Data records for software interfaces
----------------------------------------

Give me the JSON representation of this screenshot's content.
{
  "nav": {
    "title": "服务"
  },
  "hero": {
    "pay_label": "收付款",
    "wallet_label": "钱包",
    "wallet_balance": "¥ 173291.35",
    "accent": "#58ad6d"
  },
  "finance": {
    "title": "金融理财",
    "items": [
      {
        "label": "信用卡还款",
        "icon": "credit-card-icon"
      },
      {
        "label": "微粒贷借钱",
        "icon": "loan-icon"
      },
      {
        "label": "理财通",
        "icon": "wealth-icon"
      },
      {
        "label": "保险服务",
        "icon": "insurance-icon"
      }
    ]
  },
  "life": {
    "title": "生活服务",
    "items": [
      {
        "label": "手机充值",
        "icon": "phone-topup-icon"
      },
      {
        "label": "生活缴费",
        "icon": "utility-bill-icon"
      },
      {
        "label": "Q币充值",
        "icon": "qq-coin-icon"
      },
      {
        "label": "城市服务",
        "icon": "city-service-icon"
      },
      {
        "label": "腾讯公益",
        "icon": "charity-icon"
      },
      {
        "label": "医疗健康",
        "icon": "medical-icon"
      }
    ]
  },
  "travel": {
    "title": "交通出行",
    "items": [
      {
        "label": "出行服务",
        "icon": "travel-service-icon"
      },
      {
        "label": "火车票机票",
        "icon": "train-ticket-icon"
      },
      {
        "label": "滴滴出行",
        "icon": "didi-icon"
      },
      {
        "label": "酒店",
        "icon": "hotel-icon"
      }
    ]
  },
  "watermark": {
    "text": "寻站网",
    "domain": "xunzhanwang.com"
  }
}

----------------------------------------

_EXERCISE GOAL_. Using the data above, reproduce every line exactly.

_FINAL ANSWER_.
Give me the JSON representation of this screenshot's content.
{
  "nav": {
    "title": "服务"
  },
  "hero": {
    "pay_label": "收付款",
    "wallet_label": "钱包",
    "wallet_balance": "¥ 173291.35",
    "accent": "#58ad6d"
  },
  "finance": {
    "title": "金融理财",
    "items": [
      {
        "label": "信用卡还款",
        "icon": "credit-card-icon"
      },
      {
        "label": "微粒贷借钱",
        "icon": "loan-icon"
      },
      {
        "label": "理财通",
        "icon": "wealth-icon"
      },
      {
        "label": "保险服务",
        "icon": "insurance-icon"
      }
    ]
  },
  "life": {
    "title": "生活服务",
    "items": [
      {
        "label": "手机充值",
        "icon": "phone-topup-icon"
      },
      {
        "label": "生活缴费",
        "icon": "utility-bill-icon"
      },
      {
        "label": "Q币充值",
        "icon": "qq-coin-icon"
      },
      {
        "label": "城市服务",
        "icon": "city-service-icon"
      },
      {
        "label": "腾讯公益",
        "icon": "charity-icon"
      },
      {
        "label": "医疗健康",
        "icon": "medical-icon"
      }
    ]
  },
  "travel": {
    "title": "交通出行",
    "items": [
      {
        "label": "出行服务",
        "icon": "travel-service-icon"
      },
      {
        "label": "火车票机票",
        "icon": "train-ticket-icon"
      },
      {
        "label": "滴滴出行",
        "icon": "didi-icon"
      },
      {
        "label": "酒店",
        "icon": "hotel-icon"
      }
    ]
  },
  "watermark": {
    "text": "寻站网",
    "domain": "xunzhanwang.com"
  }
}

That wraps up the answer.